> **EXERCISE**:
Copy the data word for word, keeping every line.

> **EXCERPTED RECORDS**:
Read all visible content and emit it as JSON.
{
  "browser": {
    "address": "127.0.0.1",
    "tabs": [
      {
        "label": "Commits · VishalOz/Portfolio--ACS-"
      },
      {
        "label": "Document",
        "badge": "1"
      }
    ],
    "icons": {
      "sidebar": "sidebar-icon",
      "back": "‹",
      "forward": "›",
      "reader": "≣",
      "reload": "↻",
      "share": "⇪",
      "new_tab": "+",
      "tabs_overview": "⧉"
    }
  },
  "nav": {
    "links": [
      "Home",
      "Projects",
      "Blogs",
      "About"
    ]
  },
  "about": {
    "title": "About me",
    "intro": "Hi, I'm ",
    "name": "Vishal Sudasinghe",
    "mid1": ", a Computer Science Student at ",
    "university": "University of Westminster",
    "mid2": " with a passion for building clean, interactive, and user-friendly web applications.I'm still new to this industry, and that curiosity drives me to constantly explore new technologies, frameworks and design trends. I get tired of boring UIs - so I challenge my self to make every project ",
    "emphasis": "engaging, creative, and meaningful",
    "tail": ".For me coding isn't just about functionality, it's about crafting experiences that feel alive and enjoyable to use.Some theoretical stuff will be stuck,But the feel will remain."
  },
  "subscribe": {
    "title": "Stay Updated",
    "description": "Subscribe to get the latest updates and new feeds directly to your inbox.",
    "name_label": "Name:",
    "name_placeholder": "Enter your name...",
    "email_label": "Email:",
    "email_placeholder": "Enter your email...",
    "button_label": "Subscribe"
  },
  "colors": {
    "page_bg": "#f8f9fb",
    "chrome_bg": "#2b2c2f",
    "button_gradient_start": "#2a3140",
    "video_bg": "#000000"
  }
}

> **REPLY TO THE EXERCISE**:
Read all visible content and emit it as JSON.
{
  "browser": {
    "address": "127.0.0.1",
    "tabs": [
      {
        "label": "Commits · VishalOz/Portfolio--ACS-"
      },
      {
        "label": "Document",
        "badge": "1"
      }
    ],
    "icons": {
      "sidebar": "sidebar-icon",
      "back": "‹",
      "forward": "›",
      "reader": "≣",
      "reload": "↻",
      "share": "⇪",
      "new_tab": "+",
      "tabs_overview": "⧉"
    }
  },
  "nav": {
    "links": [
      "Home",
      "Projects",
      "Blogs",
      "About"
    ]
  },
  "about": {
    "title": "About me",
    "intro": "Hi, I'm ",
    "name": "Vishal Sudasinghe",
    "mid1": ", a Computer Science Student at ",
    "university": "University of Westminster",
    "mid2": " with a passion for building clean, interactive, and user-friendly web applications.I'm still new to this industry, and that curiosity drives me to constantly explore new technologies, frameworks and design trends. I get tired of boring UIs - so I challenge my self to make every project ",
    "emphasis": "engaging, creative, and meaningful",
    "tail": ".For me coding isn't just about functionality, it's about crafting experiences that feel alive and enjoyable to use.Some theoretical stuff will be stuck,But the feel will remain."
  },
  "subscribe": {
    "title": "Stay Updated",
    "description": "Subscribe to get the latest updates and new feeds directly to your inbox.",
    "name_label": "Name:",
    "name_placeholder": "Enter your name...",
    "email_label": "Email:",
    "email_placeholder": "Enter your email...",
    "button_label": "Subscribe"
  },
  "colors": {
    "page_bg": "#f8f9fb",
    "chrome_bg": "#2b2c2f",
    "button_gradient_start": "#2a3140",
    "video_bg": "#000000"
  }
}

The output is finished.